This past summer was difficult. It was challenging and painful in ways I've never had to deal with and for most of the summer, I felt weak and weighed down by burdens that seemed impossible to bear on my own. And despite being surrounded by many who earnestly told me they cared for me, few were willing to put actions behind those words. 

See, I am not the type of person who willingly shares. It's not an easy process for me to undergo. I hate the thought of burdening others with my problems that seem so insignificant, so I bottle up everything inside until I feel like I'm at my breaking point. And I was at my breaking point almost everyday last summer. I know this is going to sound corny or dramatic, but I just remember practically begging God to make someone notice me. Notice that everything was not okay and somehow know that I desperately needed someone to talk to. And to be honest, no one really did.

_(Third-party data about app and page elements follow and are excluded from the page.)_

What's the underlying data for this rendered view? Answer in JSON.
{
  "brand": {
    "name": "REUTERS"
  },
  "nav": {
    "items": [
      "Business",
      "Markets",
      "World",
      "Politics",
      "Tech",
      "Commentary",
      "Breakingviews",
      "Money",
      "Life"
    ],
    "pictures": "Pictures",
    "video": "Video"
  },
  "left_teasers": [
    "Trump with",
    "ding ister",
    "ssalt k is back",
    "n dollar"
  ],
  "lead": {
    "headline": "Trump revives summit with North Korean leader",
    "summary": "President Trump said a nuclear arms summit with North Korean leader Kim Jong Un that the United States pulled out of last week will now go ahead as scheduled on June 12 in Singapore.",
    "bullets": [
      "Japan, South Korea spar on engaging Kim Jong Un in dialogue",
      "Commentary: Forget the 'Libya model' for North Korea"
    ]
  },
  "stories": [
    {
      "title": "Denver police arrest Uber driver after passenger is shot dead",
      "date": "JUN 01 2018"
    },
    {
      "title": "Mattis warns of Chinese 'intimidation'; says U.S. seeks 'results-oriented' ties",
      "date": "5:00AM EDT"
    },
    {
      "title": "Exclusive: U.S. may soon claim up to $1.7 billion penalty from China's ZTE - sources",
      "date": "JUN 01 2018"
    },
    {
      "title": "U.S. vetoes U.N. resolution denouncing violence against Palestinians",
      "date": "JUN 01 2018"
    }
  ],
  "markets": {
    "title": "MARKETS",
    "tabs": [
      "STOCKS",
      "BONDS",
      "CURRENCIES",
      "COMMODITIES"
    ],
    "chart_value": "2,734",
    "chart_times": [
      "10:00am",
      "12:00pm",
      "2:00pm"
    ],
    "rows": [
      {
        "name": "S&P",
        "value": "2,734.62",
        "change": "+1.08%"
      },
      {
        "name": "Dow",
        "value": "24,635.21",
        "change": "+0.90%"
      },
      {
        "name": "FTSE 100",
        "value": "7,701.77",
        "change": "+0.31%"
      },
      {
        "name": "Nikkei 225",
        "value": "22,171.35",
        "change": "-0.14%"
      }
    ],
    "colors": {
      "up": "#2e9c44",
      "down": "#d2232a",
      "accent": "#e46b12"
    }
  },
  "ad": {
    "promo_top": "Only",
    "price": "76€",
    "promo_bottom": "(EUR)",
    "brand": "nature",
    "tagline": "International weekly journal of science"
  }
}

Please understand this post is not coming from a place of resentment or bitterness. It's coming from a place of conviction. Because despite having felt such a great need for someone to notice me, I fail on a daily basis to notice others. I hide behind excuses of being too busy, or not having enough time to "adequately" invest in someone. And honestly, all of those excuses are just crap (sorry, sometimes that word is needed). I do have time. I know I do. I'm currently sitting here, writing this post, so obviously I have time in my "oh so busy" schedule to be intentional with others.

I just...I don't want others to feel the way I did. I'm not saying that if someone had pulled me aside one day and asked me "how are you" that it would have magically made everything better, but it would have given me encouragement. Because I think that is the heart of caring for others; encouraging them, giving them hope to face whatever is going on in their life. Hope is such a powerful thing and we have the ability to offer it to others, but we don't. And I don't know why.

Roxie (the housedog) is currently looking at me like I've lost my mind because I am practically punching my keyboard and getting a little fired up. So I'll take a breath from my ranting.

It's just genuine intentionality is so rare to find and I think that means we remember the times we have encountered it. I always remember those people who made an effort to notice me and make me feel comfortable. And I so desire to be that for someone else. Not because I want to be remembered, but because I want to let them know that there is someone out there who is praying for them and offering hope and encouragement. 

We've been talking about this in my bible study and it's been hitting me hard. I have spent the majority of my college years practically ignoring those around me and now that I only have a few short months left, I want to make the most of it. I want to notice them, to listen to what they aren't saying, to be the person they can unload to, to care about them. I don't want to be just another person who doesn't recklessly throw around words with any weight behind them. 

I want to go with intention.